Knowledge Center

When FDA recommends a consultant

As a regulatory agency, the FDA expects that organizations that they audit will take appropriate measures to ensure that they remain in compliance with the regulations. In the event that the FDA determines that a particular organization consistently gets reprimanded for non-compliance, they will likely look into the Quality System of the organization to make recommendations to amend the ongoing problems that the FDA has noted. Most of the FDA audit observations that I have seen are circled around the

FDA Audits .. Are You Ready?

As we all know, FDA audit observations and warning letters can be costly to the existence of a company, and it is in the best interest of a company to comply and correct any discrepancies in a timely manner. The best way for a company to deal with any observations or warnings is to correct them promptly. However, by being prepared for inspections, a company can avoid having to scramble to meet deadlines for correcting findings, even if there are

Warning Letters and your commitment to the FDA

According to the Federal Food, Drug, and Cosmetic Act, SEC. 704 (21 USC §374), the FDA is authorized to perform inspections on a regulated premises. Any compliance concerns or discrepancies are addressed by the FDA inspectors via form FD-483 or Warning Letter. It is in the best interest of the organization to respond to observations and findings in a satisfactory manner, in order to avoid the FDA taking further adversary actions against the organization. A well organized, well documented, and timely

Two different organization cultures

The essence of a society is found within its culture. This culture is deeply engrained within each individual, and cannot be changed by merely manipulating superficial policies & procedures. When change is needed, it is the leaders of a society who must pioneer changes. Leaders will determine the morale of their people, and it is the leaders who will ultimately determine a society’s attitude toward problem solving. As with any industry, pharmaceutical companies must regularly deal with a vast array of

A Tale of Two Deviations
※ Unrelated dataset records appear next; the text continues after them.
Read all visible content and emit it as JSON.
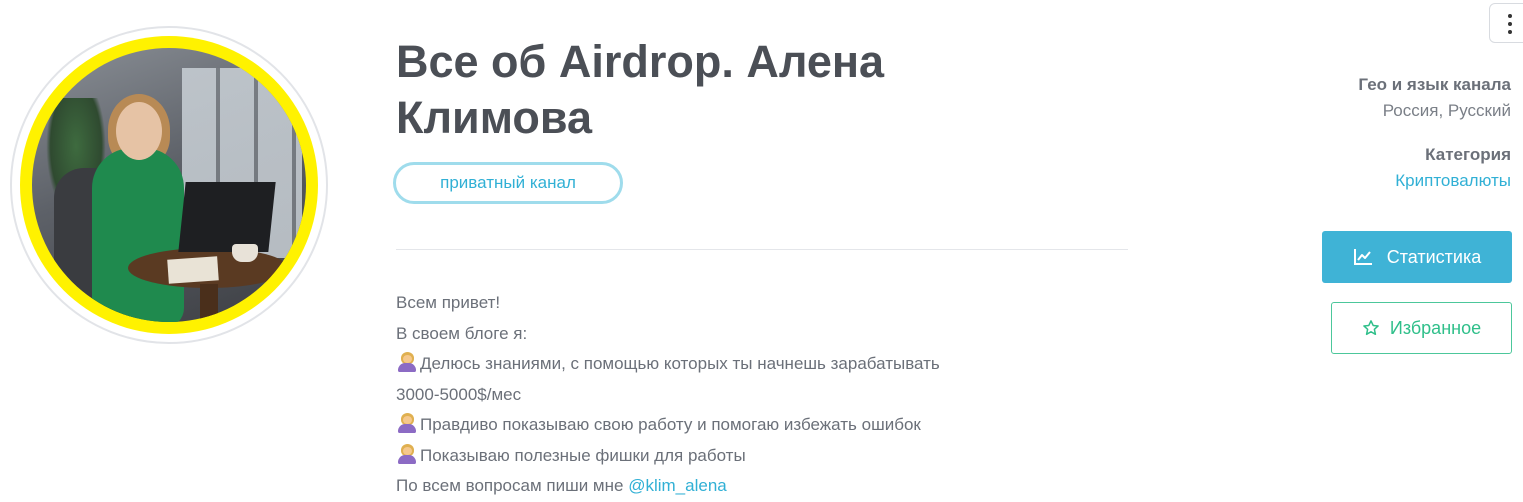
{
  "channel": {
    "title_line1": "Все об Airdrop. Алена",
    "title_line2": "Климова",
    "badge": "приватный канал"
  },
  "description": {
    "lines": [
      "Всем привет!",
      "В своем блоге я:",
      "Делюсь знаниями, с помощью которых ты начнешь зарабатывать",
      "3000-5000$/мес",
      "Правдиво показываю свою работу и помогаю избежать ошибок",
      "Показываю полезные фишки для работы",
      "По всем вопросам пиши мне "
    ],
    "contact_link": "@klim_alena",
    "emoji": "woman-tipping-hand-emoji"
  },
  "sidebar": {
    "geo_label": "Гео и язык канала",
    "geo_value": "Россия, Русский",
    "category_label": "Категория",
    "category_value": "Криптовалюты",
    "stats_button": "Статистика",
    "favorite_button": "Избранное"
  },
  "icons": {
    "menu": "kebab-menu-icon",
    "stats": "chart-line-icon",
    "favorite": "star-outline-icon"
  },
  "colors": {
    "accent_blue": "#3fb3d6",
    "accent_green": "#2fbf8a",
    "avatar_ring": "#fff200",
    "title": "#4b4f56"
  }
}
It stands to reason that pharmaceutical companies in compliance trouble also have problems with their Deviation Management and Corrective and Preventive Action (CAPA) System(s). After all, to maintain a good compliance profile, as well as an efficient operation, requires the ability to detect problems, determine the root cause and permanently eliminate the problems.Good companies are glad that a problem was detected and reward the one who detected it. It’s another opportunity to improve—one more problem that they never have to

Are Commitments Made to FDA to be Taken Seriously?

Responses to FD483’s and Warning Letters are usually fully of commitments. They involve “what” will be done to correct compliance problems, and “when” it will be done. FDA has even started to ask “how” they will be done, meaning—Do you have the resources to do the work? If these questions are not fully addressed in the FD483, then FDA asks again in the subsequent Warning Letter in the part where they acknowledge receipt of the firm’s FD483 response—and the inadequacy of

Company Culture and CGMP Compliance

I’ve come to the conclusion that compliance with the FDA Current Good Manufacturing Practices (CGMP) is just as much about company culture as it is about anything else. A corollary to this is that resolution of regulatory compliance problems is just as much about organization transformation as anything else. I have divided companies with significant regulatory issues into two categories: those who seriously strive to make the connection between the purpose and intent of the regulations and weave it into their

Current Pharmaceutical Industry CGMP Compliance Trends

It must be that time of year again when conference planners rack their brains on how to bolster dwindling attendance, because several have contacted me through this blog to ask my opinion on major trends in the pharmaceutical industry. So with this edition I offer my opinion not only to those conference planners, but also to my readers. After all, why should you—my loyal readers—have to attend a pricey conference to hear what I told them? But first, a note about—well, these

Data Talk – Opinions Walk: Justification vs. Rationalization

I was a judge for a junior high school science fair where young minds applied the scientific method to everything from bean sprouts to producing amino acids from primordial ooze. It was great to see creative minds at work as each explained their hypothesis, methods of observation, data collection and conclusions. Of course, I took the opportunity to explain to each how their scientific skills would be of tremendous importance in helping sick people get better in the exciting industry of

FDA Inspections

I am often asked how best to prepare for an FDA inspection when you know that you have problems. My first response is that they have already taken the first step: acknowledging that there are problems. Believe me. That is a huge first step. Just like AA’s 12 step program, it’s not until you are willing to admit this aloud that you are on the road to recovery. But just knowing that problems exist is not enough to survive an